WHAT NEEDS TO BE DONE — Check each line of the records below and collect those that include the word "JSON".

AVAILABLE DATA —

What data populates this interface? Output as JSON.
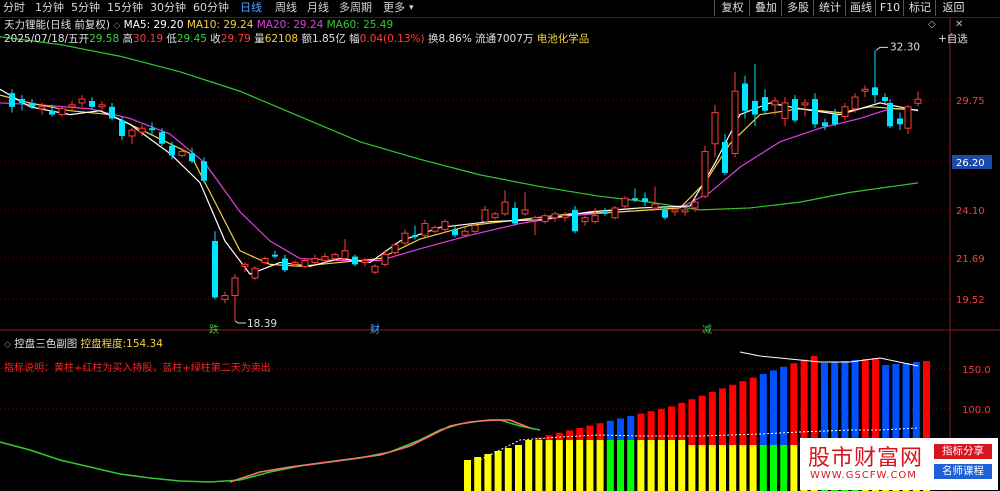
{
  "toolbar": {
    "periods": [
      "分时",
      "1分钟",
      "5分钟",
      "15分钟",
      "30分钟",
      "60分钟",
      "日线",
      "周线",
      "月线",
      "多周期",
      "更多"
    ],
    "active_period": "日线",
    "right_buttons": [
      "复权",
      "叠加",
      "多股",
      "统计",
      "画线",
      "F10",
      "标记",
      "返回"
    ]
  },
  "stock": {
    "name": "天力锂能(日线 前复权)",
    "ma": [
      {
        "label": "MA5: 29.20",
        "color": "#ffffff"
      },
      {
        "label": "MA10: 29.24",
        "color": "#f5d23c"
      },
      {
        "label": "MA20: 29.24",
        "color": "#e040e0"
      },
      {
        "label": "MA60: 25.49",
        "color": "#32c832"
      }
    ],
    "date": "2025/07/18/五",
    "open_label": "开",
    "open": "29.58",
    "high_label": "高",
    "high": "30.19",
    "low_label": "低",
    "low": "29.45",
    "close_label": "收",
    "close": "29.79",
    "vol_label": "量",
    "vol": "62108",
    "amt_label": "额",
    "amt": "1.85亿",
    "chg_label": "幅",
    "chg": "0.04(0.13%)",
    "turn_label": "换",
    "turn": "8.86%",
    "float_label": "流通",
    "float": "7007万",
    "industry": "电池化学品"
  },
  "side_buttons": {
    "plus": "+自选",
    "collapse": "◇",
    "close": "✕"
  },
  "price_axis": {
    "labels": [
      "29.75",
      "26.20",
      "24.10",
      "21.69",
      "19.52"
    ],
    "current": "26.20"
  },
  "annotations": {
    "high": "32.30",
    "low": "18.39",
    "marks": [
      "跌",
      "财",
      "减"
    ]
  },
  "indicator": {
    "name": "控盘三色副图",
    "metric_label": "控盘程度:",
    "metric_value": "154.34",
    "description": "指标说明：黄柱+红柱为买入持股，蓝柱+绿柱第二天为卖出",
    "axis": [
      "150.0",
      "100.0"
    ]
  },
  "watermark": {
    "title": "股市财富网",
    "url": "WWW.GSCFW.COM",
    "tag1": "指标分享",
    "tag2": "名师课程"
  },
  "colors": {
    "up": "#ff3c3c",
    "down": "#00e5ff",
    "ma5": "#ffffff",
    "ma10": "#f5d23c",
    "ma20": "#e040e0",
    "ma60": "#32c832",
    "bar_yellow": "#ffff00",
    "bar_red": "#ff0000",
    "bar_blue": "#0050ff",
    "bar_green": "#00ff00"
  }
}
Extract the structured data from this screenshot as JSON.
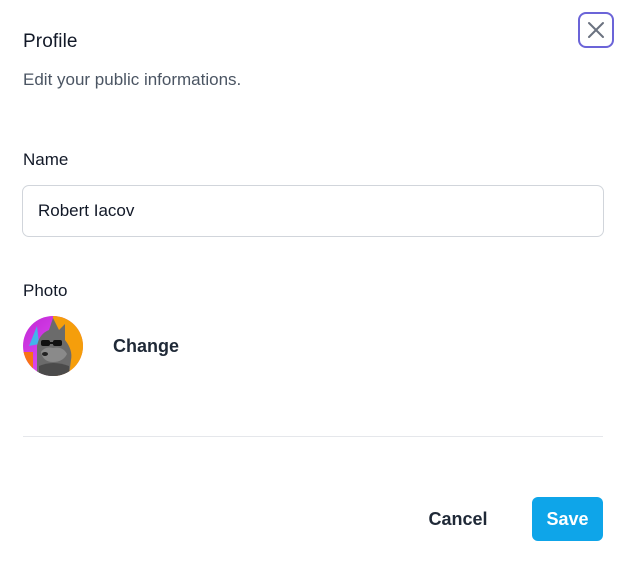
{
  "dialog": {
    "title": "Profile",
    "subtitle": "Edit your public informations."
  },
  "close_button": {
    "icon": "close-icon"
  },
  "name_field": {
    "label": "Name",
    "value": "Robert Iacov"
  },
  "photo_field": {
    "label": "Photo",
    "change_label": "Change",
    "avatar_icon": "avatar"
  },
  "actions": {
    "cancel_label": "Cancel",
    "save_label": "Save"
  },
  "colors": {
    "save_bg": "#0ea5e9",
    "close_border": "#6b64d8"
  }
}
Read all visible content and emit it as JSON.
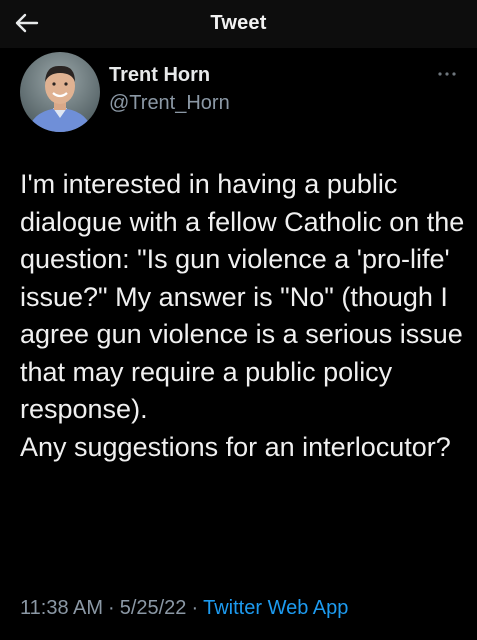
{
  "header": {
    "title": "Tweet",
    "back_icon": "arrow-left-icon"
  },
  "author": {
    "display_name": "Trent Horn",
    "handle": "@Trent_Horn",
    "avatar_icon": "profile-photo",
    "more_icon": "more-horizontal-icon"
  },
  "tweet": {
    "text": "I'm interested in having a public dialogue with a fellow Catholic on the question: \"Is gun violence a 'pro-life' issue?\" My answer is \"No\" (though I agree gun violence is a serious issue that may require a public policy response).\nAny suggestions for an interlocutor?"
  },
  "meta": {
    "time": "11:38 AM",
    "date": "5/25/22",
    "separator": "·",
    "source": "Twitter Web App"
  },
  "colors": {
    "background": "#000000",
    "text": "#e7e9ea",
    "secondary": "#8b98a5",
    "accent": "#1d9bf0"
  }
}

WRITTEN REPLY —
What data populates this interface? Output as JSON.
Extract the structured data from this screenshot as JSON.
Read all visible content and emit it as JSON.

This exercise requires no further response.